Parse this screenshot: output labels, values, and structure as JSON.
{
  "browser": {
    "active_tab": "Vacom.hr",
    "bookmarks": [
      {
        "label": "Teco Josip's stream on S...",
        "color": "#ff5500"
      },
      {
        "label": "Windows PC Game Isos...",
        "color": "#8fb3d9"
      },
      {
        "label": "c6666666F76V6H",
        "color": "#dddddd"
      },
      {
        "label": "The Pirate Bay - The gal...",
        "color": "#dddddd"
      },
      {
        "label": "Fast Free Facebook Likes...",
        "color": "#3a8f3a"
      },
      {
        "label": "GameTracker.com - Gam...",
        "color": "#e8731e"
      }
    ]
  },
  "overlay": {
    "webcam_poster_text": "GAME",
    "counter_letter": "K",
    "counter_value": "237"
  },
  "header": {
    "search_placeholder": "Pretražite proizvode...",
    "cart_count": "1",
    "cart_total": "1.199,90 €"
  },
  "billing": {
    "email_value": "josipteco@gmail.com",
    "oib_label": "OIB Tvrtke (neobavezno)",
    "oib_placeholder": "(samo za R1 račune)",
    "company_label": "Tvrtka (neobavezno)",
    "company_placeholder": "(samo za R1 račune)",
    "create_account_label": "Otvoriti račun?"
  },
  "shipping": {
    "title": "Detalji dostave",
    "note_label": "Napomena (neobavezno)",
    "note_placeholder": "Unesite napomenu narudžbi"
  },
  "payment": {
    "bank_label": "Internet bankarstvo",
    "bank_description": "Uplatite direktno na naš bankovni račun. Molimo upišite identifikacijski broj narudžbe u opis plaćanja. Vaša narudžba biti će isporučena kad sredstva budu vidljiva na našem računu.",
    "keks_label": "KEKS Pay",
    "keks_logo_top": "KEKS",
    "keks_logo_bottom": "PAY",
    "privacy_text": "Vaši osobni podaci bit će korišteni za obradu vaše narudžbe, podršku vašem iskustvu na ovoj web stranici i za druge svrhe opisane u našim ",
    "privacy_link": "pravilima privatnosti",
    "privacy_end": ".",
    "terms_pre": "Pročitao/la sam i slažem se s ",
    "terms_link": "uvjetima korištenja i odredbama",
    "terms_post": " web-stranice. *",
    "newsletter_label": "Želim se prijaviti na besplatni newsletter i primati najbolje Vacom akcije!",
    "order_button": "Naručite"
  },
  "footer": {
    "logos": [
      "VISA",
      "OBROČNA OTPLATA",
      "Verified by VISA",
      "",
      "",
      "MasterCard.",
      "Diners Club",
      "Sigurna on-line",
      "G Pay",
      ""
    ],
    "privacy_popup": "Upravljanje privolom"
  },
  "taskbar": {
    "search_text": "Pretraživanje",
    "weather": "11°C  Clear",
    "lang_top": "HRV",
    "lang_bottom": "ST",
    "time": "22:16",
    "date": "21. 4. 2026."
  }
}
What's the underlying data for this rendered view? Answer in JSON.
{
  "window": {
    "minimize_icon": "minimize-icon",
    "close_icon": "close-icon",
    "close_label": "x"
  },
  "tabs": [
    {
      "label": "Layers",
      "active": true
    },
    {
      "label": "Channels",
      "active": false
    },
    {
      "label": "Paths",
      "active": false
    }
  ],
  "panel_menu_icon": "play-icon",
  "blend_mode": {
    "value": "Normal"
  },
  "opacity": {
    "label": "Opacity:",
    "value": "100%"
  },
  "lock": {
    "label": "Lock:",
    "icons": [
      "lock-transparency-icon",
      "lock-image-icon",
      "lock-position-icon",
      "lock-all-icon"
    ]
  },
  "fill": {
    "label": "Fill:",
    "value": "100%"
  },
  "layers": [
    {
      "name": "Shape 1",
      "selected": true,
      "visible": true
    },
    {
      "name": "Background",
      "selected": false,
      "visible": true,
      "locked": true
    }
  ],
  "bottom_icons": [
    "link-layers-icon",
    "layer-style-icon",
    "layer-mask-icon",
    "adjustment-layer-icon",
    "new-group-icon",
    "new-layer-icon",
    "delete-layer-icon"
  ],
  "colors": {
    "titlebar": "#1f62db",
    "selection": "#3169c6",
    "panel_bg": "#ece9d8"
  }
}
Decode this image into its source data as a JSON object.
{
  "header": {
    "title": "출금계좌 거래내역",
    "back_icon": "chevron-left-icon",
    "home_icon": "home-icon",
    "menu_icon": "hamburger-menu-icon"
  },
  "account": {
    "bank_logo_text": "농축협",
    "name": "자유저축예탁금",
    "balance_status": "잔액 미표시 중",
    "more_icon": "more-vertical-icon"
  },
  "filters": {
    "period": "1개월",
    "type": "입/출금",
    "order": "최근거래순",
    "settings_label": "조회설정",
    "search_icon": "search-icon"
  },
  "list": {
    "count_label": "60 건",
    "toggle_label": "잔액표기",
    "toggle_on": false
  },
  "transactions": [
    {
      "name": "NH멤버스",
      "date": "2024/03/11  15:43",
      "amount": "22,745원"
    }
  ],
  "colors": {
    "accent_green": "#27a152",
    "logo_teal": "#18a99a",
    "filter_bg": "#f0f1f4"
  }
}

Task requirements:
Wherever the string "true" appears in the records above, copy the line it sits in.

Output:
      "active": true
      "selected": true,
      "visible": true
      "visible": true,
      "locked": true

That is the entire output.